↓↓↓

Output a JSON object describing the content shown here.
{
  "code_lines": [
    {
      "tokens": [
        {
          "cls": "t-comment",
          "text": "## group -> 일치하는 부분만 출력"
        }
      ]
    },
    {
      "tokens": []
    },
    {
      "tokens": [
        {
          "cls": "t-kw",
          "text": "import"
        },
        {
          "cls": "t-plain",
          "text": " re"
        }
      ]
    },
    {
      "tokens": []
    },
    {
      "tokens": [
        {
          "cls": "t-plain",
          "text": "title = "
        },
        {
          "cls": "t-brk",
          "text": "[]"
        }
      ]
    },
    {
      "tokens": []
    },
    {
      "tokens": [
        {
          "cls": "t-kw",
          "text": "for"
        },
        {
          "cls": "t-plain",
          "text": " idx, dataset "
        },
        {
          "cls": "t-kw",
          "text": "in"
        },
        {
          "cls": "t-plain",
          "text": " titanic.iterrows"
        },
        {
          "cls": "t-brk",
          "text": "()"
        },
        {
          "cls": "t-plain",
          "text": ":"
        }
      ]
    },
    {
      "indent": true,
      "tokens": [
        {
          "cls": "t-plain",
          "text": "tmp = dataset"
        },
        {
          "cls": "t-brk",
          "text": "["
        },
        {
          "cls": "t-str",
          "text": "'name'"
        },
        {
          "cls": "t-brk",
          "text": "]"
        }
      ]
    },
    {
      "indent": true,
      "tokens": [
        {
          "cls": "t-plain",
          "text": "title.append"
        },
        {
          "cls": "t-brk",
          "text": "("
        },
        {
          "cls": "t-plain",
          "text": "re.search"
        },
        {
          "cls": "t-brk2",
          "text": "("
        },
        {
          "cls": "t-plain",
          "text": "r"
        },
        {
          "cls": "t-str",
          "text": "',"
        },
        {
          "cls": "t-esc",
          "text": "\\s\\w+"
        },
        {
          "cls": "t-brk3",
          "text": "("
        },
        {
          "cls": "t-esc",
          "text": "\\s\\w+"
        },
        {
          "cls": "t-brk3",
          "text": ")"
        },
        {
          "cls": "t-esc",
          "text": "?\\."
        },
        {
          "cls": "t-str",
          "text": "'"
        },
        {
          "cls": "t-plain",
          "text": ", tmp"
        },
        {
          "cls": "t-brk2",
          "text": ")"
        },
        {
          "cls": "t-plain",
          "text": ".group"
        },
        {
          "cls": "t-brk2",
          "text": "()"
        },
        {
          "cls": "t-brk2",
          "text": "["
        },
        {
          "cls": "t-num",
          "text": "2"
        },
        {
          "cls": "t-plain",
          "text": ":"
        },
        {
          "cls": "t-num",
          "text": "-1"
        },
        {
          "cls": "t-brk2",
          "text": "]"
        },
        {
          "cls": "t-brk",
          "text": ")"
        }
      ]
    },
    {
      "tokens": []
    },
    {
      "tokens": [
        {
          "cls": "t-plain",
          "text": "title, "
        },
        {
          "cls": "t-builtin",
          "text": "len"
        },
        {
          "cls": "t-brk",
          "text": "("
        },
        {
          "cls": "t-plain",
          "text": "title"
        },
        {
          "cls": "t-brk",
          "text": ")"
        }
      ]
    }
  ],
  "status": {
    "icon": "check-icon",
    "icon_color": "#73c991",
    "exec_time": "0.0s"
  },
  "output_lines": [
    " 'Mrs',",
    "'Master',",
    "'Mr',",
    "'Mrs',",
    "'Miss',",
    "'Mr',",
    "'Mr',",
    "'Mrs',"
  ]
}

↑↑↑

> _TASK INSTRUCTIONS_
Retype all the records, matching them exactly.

> _EXPECTED OUTPUT_
Output a JSON object describing the content shown here.
{
  "code_lines": [
    {
      "tokens": [
        {
          "cls": "t-comment",
          "text": "## group -> 일치하는 부분만 출력"
        }
      ]
    },
    {
      "tokens": []
    },
    {
      "tokens": [
        {
          "cls": "t-kw",
          "text": "import"
        },
        {
          "cls": "t-plain",
          "text": " re"
        }
      ]
    },
    {
      "tokens": []
    },
    {
      "tokens": [
        {
          "cls": "t-plain",
          "text": "title = "
        },
        {
          "cls": "t-brk",
          "text": "[]"
        }
      ]
    },
    {
      "tokens": []
    },
    {
      "tokens": [
        {
          "cls": "t-kw",
          "text": "for"
        },
        {
          "cls": "t-plain",
          "text": " idx, dataset "
        },
        {
          "cls": "t-kw",
          "text": "in"
        },
        {
          "cls": "t-plain",
          "text": " titanic.iterrows"
        },
        {
          "cls": "t-brk",
          "text": "()"
        },
        {
          "cls": "t-plain",
          "text": ":"
        }
      ]
    },
    {
      "indent": true,
      "tokens": [
        {
          "cls": "t-plain",
          "text": "tmp = dataset"
        },
        {
          "cls": "t-brk",
          "text": "["
        },
        {
          "cls": "t-str",
          "text": "'name'"
        },
        {
          "cls": "t-brk",
          "text": "]"
        }
      ]
    },
    {
      "indent": true,
      "tokens": [
        {
          "cls": "t-plain",
          "text": "title.append"
        },
        {
          "cls": "t-brk",
          "text": "("
        },
        {
          "cls": "t-plain",
          "text": "re.search"
        },
        {
          "cls": "t-brk2",
          "text": "("
        },
        {
          "cls": "t-plain",
          "text": "r"
        },
        {
          "cls": "t-str",
          "text": "',"
        },
        {
          "cls": "t-esc",
          "text": "\\s\\w+"
        },
        {
          "cls": "t-brk3",
          "text": "("
        },
        {
          "cls": "t-esc",
          "text": "\\s\\w+"
        },
        {
          "cls": "t-brk3",
          "text": ")"
        },
        {
          "cls": "t-esc",
          "text": "?\\."
        },
        {
          "cls": "t-str",
          "text": "'"
        },
        {
          "cls": "t-plain",
          "text": ", tmp"
        },
        {
          "cls": "t-brk2",
          "text": ")"
        },
        {
          "cls": "t-plain",
          "text": ".group"
        },
        {
          "cls": "t-brk2",
          "text": "()"
        },
        {
          "cls": "t-brk2",
          "text": "["
        },
        {
          "cls": "t-num",
          "text": "2"
        },
        {
          "cls": "t-plain",
          "text": ":"
        },
        {
          "cls": "t-num",
          "text": "-1"
        },
        {
          "cls": "t-brk2",
          "text": "]"
        },
        {
          "cls": "t-brk",
          "text": ")"
        }
      ]
    },
    {
      "tokens": []
    },
    {
      "tokens": [
        {
          "cls": "t-plain",
          "text": "title, "
        },
        {
          "cls": "t-builtin",
          "text": "len"
        },
        {
          "cls": "t-brk",
          "text": "("
        },
        {
          "cls": "t-plain",
          "text": "title"
        },
        {
          "cls": "t-brk",
          "text": ")"
        }
      ]
    }
  ],
  "status": {
    "icon": "check-icon",
    "icon_color": "#73c991",
    "exec_time": "0.0s"
  },
  "output_lines": [
    " 'Mrs',",
    "'Master',",
    "'Mr',",
    "'Mrs',",
    "'Miss',",
    "'Mr',",
    "'Mr',",
    "'Mrs',"
  ]
}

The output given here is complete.